Most people in the UK have heard of the Magna Carta but very few have actually read it. Below is a summary taken from https://www.britannica.com/topic/Magna-Carta.
When you hear people referring to Common Law, they mean the law of the land and in the UK it is the law as outlined in our original constitution as set out in the Magna Carta. Originally issued under the rule of England’s King John back in 1215, the Magna Carta outlined the basic rights of citizens and declared that no one was above the rule of law—not even the king.
By the end of the 16th century the admiralty courts had come to exercise an extremely wide jurisdiction, reaching far beyond saltwater transportation into many areas of commercial law. (see the link below to understand more about Maritime Law.
What is the Magna Carta?
The Magna Carta (“Great Charter”) is a document guaranteeing English political liberties that was drafted at Runnymede, a meadow by the River Thames, and signed by King John on June 15, 1215, under pressure from his rebellious barons. By declaring the sovereign to be subject to the rule of law and documenting the liberties held by “free men,” it provided the foundation for individual rights in Anglo-American jurisprudence.
Among the Magna Carta’s provisions were clauses providing for a free church, reforming law and justice, and controlling the behavior of royal officials. One of the charter’s 63 clauses tasked the barons with choosing 25 representatives to serve as a “form of security” ensuring the preservation of the rights and liberties that had been enumerated. Above all, the Magna Carta guaranteed that government, royal or otherwise, would be limited by the written law of the land.
The charter of 1216 was considerably shorter than its predecessor—42 clauses versus 63 in the 1215 document—as the council had omitted clauses dealing with purely temporary and political matters as well as those that might limit its own power to raise money or forces to carry on the war.
The church, while keeping a general promise of freedom, lost its specific guarantee of free election to office.
Even in that moment of danger, the council did not forget one main purpose of the charter: to provide a definitive statement of feudal law. It tried to address points in doubt, such as specific matters of inheritance law and the precise year at which an heir should attain his majority (age 21). Instead of the “form of security,” the council stated that all omissions were postponed for future consideration. They were never replaced.
Historical Significance Of The Magna Carta
Magna Carta's 800th Anniversary (2012)
In 2012, David Cameron spent an excruciatingly long two minutes discussing the Magna Carta with David Letterman. The British prime minister struggled to name the location where the iconic English document was signed and the whereabouts of the original copies. But he perked up when describing the charter’s significance.

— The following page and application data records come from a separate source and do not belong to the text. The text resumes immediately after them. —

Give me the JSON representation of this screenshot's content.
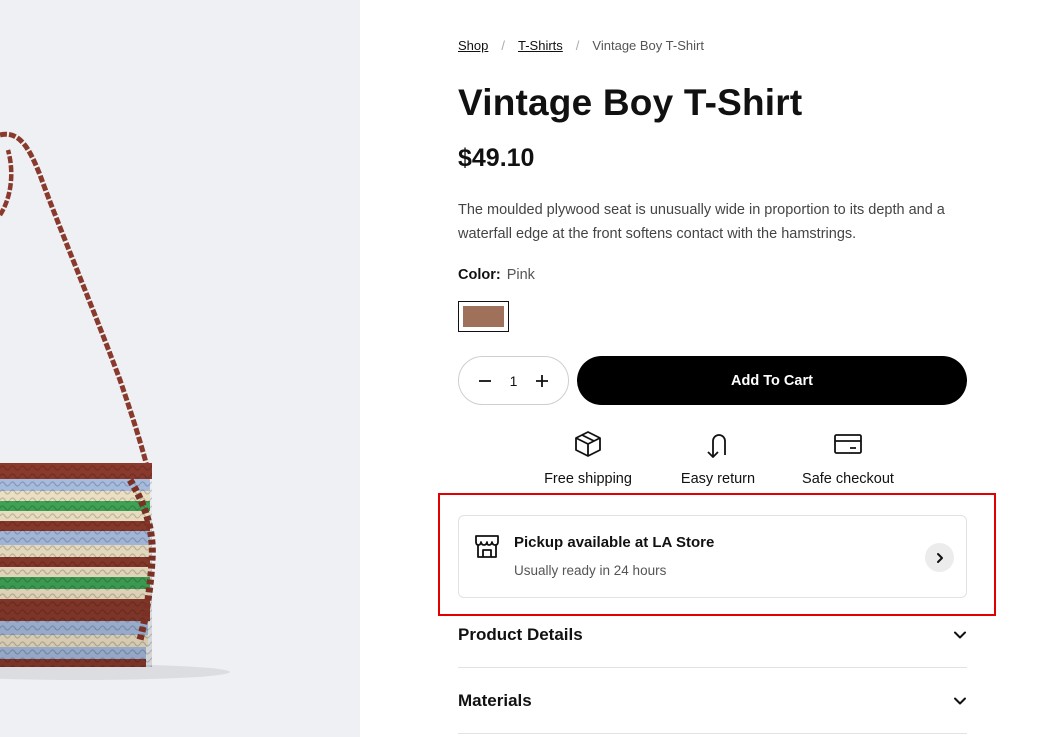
{
  "product_image": {
    "alt": "Striped woven crossbody bag",
    "colors": {
      "background": "#eef0f3",
      "strap": "#8a3a2c",
      "stripe_blue": "#a8bde0",
      "stripe_green": "#3fa556",
      "stripe_cream": "#efe3c6"
    }
  },
  "breadcrumb": {
    "items": [
      {
        "label": "Shop"
      },
      {
        "label": "T-Shirts"
      },
      {
        "label": "Vintage Boy T-Shirt"
      }
    ],
    "separator": "/"
  },
  "product": {
    "title": "Vintage Boy T-Shirt",
    "price": "$49.10",
    "description": "The moulded plywood seat is unusually wide in proportion to its depth and a waterfall edge at the front softens contact with the hamstrings."
  },
  "color": {
    "label": "Color:",
    "value": "Pink",
    "swatches": [
      {
        "hex": "#a0715a",
        "selected": true
      }
    ]
  },
  "quantity": {
    "value": "1",
    "decrement_icon": "minus-icon",
    "increment_icon": "plus-icon"
  },
  "cart": {
    "label": "Add To Cart"
  },
  "features": [
    {
      "label": "Free shipping",
      "icon": "package-icon"
    },
    {
      "label": "Easy return",
      "icon": "return-arrow-icon"
    },
    {
      "label": "Safe checkout",
      "icon": "credit-card-icon"
    }
  ],
  "pickup": {
    "title": "Pickup available at LA Store",
    "subtitle": "Usually ready in 24 hours",
    "icon": "store-icon",
    "action_icon": "chevron-right-icon"
  },
  "accordions": [
    {
      "label": "Product Details",
      "icon": "chevron-down-icon"
    },
    {
      "label": "Materials",
      "icon": "chevron-down-icon"
    }
  ],
  "highlight_color": "#e00000"
}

“The big moment of the Magna Carta was basically people saying to the king that other people have to have rights”—it was about “the crown not being able to just ride roughshod over everybody,” he said. Then the soaring moment hurtled back to earth. “And the literal translation [of Magna Carta] is what?” Letterman asked. Cameron had no idea.